Segment Start: Provided data

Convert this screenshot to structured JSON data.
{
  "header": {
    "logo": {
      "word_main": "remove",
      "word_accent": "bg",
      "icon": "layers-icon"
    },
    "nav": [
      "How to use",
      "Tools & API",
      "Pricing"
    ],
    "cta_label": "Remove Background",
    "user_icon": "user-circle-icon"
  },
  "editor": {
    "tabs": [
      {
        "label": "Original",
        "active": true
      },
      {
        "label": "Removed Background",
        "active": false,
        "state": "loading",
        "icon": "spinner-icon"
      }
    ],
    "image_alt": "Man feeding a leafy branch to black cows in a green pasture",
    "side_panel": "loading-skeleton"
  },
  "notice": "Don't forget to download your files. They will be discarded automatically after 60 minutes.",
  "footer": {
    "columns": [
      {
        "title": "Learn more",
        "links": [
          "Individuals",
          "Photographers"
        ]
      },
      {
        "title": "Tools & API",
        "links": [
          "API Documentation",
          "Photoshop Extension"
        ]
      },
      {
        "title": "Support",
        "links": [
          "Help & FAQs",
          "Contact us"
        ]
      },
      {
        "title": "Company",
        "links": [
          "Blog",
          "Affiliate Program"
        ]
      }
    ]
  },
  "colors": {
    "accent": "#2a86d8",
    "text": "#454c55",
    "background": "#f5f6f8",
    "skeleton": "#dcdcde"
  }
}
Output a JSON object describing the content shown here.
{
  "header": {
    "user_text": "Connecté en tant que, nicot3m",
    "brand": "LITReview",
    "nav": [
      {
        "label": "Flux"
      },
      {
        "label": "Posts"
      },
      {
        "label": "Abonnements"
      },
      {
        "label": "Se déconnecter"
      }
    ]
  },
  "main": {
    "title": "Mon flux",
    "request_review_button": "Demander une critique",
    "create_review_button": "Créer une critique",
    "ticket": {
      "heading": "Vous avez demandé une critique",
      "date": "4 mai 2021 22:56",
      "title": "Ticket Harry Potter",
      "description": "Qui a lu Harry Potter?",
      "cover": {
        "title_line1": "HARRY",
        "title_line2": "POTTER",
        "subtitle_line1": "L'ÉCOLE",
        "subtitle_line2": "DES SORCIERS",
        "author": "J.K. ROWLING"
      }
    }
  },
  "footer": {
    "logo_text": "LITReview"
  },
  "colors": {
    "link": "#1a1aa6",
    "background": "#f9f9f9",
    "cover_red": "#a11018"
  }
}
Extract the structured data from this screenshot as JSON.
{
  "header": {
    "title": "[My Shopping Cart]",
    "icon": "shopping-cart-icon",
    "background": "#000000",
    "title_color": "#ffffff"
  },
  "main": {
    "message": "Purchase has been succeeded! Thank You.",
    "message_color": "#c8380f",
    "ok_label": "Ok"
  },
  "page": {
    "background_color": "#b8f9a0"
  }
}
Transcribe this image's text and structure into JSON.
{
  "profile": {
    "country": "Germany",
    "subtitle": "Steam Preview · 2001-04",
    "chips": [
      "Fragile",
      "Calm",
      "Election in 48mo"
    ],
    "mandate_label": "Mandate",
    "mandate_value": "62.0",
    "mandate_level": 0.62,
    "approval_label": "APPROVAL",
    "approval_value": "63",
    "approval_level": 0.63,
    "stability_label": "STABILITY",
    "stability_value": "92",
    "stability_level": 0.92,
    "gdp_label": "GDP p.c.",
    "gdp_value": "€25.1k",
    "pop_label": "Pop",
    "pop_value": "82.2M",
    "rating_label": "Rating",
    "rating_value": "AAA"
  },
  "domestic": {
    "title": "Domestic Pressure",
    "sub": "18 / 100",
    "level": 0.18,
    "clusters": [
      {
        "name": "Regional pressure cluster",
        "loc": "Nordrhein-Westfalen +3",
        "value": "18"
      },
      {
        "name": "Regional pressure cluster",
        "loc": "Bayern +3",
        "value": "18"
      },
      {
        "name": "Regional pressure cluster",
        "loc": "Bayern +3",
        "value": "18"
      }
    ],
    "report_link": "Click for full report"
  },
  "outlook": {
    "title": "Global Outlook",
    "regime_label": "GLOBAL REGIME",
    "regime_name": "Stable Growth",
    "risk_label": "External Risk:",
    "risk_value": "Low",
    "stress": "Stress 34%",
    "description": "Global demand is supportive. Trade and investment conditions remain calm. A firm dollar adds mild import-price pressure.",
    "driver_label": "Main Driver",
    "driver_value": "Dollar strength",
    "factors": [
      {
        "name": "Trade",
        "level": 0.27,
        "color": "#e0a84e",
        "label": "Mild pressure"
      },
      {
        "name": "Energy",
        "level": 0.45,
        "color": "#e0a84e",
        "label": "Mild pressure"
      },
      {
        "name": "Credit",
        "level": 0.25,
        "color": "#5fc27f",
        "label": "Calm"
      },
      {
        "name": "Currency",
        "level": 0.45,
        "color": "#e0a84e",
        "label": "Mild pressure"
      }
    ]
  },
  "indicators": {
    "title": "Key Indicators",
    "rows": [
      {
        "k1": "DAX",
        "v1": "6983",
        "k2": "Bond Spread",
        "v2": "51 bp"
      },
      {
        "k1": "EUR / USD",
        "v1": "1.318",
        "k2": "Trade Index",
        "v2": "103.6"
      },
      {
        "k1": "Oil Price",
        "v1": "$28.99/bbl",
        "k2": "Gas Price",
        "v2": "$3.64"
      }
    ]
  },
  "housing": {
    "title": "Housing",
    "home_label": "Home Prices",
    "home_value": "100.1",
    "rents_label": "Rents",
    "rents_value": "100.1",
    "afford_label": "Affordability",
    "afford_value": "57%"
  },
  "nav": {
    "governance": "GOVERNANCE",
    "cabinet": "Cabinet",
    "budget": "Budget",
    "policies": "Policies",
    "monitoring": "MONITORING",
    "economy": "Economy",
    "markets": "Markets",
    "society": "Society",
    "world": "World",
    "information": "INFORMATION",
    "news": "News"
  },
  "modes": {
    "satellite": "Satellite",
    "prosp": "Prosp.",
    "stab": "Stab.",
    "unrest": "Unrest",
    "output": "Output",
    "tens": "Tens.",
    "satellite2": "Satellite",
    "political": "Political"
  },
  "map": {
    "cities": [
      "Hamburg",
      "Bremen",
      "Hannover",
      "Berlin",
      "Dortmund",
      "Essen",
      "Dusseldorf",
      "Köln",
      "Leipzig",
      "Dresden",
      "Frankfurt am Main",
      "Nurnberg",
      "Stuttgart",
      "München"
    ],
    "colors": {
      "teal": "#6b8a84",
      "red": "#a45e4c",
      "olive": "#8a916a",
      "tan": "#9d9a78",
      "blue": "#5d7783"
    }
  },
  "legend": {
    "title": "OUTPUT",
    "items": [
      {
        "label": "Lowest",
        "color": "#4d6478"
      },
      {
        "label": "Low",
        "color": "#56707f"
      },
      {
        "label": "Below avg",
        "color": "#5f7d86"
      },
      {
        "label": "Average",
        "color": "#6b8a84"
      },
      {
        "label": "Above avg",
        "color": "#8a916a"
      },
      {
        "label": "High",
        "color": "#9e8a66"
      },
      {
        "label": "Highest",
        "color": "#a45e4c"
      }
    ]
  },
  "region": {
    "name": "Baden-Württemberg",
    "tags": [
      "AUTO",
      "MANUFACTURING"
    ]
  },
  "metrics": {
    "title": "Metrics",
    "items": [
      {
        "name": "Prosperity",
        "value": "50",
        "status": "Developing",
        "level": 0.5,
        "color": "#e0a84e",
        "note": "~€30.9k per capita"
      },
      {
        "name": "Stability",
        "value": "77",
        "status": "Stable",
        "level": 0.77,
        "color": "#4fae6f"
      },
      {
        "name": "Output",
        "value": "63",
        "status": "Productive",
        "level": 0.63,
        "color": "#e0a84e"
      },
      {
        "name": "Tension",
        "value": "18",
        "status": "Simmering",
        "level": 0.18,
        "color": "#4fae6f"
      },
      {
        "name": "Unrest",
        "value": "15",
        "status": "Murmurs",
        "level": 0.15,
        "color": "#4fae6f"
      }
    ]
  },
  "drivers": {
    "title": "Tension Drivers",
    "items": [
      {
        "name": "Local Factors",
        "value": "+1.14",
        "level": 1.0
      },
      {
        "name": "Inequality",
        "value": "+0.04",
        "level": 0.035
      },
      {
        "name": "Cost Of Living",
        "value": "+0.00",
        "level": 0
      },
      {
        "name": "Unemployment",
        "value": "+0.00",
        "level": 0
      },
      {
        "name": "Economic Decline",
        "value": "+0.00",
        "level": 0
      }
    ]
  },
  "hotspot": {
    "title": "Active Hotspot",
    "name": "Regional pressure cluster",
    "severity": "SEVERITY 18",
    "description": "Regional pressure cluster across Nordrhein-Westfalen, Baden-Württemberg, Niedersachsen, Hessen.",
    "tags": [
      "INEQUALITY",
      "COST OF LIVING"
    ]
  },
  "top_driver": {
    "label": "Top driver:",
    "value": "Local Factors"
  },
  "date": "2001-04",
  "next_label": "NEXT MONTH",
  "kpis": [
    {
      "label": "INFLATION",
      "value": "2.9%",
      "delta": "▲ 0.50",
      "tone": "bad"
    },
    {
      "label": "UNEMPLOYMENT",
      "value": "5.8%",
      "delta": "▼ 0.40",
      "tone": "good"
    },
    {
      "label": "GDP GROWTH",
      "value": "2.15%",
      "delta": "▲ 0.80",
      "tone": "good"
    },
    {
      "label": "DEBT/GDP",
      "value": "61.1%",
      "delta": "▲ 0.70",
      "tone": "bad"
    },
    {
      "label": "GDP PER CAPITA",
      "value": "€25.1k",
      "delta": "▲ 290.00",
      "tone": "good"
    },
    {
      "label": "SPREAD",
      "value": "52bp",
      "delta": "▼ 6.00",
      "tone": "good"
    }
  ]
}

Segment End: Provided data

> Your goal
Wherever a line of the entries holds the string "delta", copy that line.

> Task response
      "delta": "▲ 0.50",
      "delta": "▼ 0.40",
      "delta": "▲ 0.80",
      "delta": "▲ 0.70",
      "delta": "▲ 290.00",
      "delta": "▼ 6.00",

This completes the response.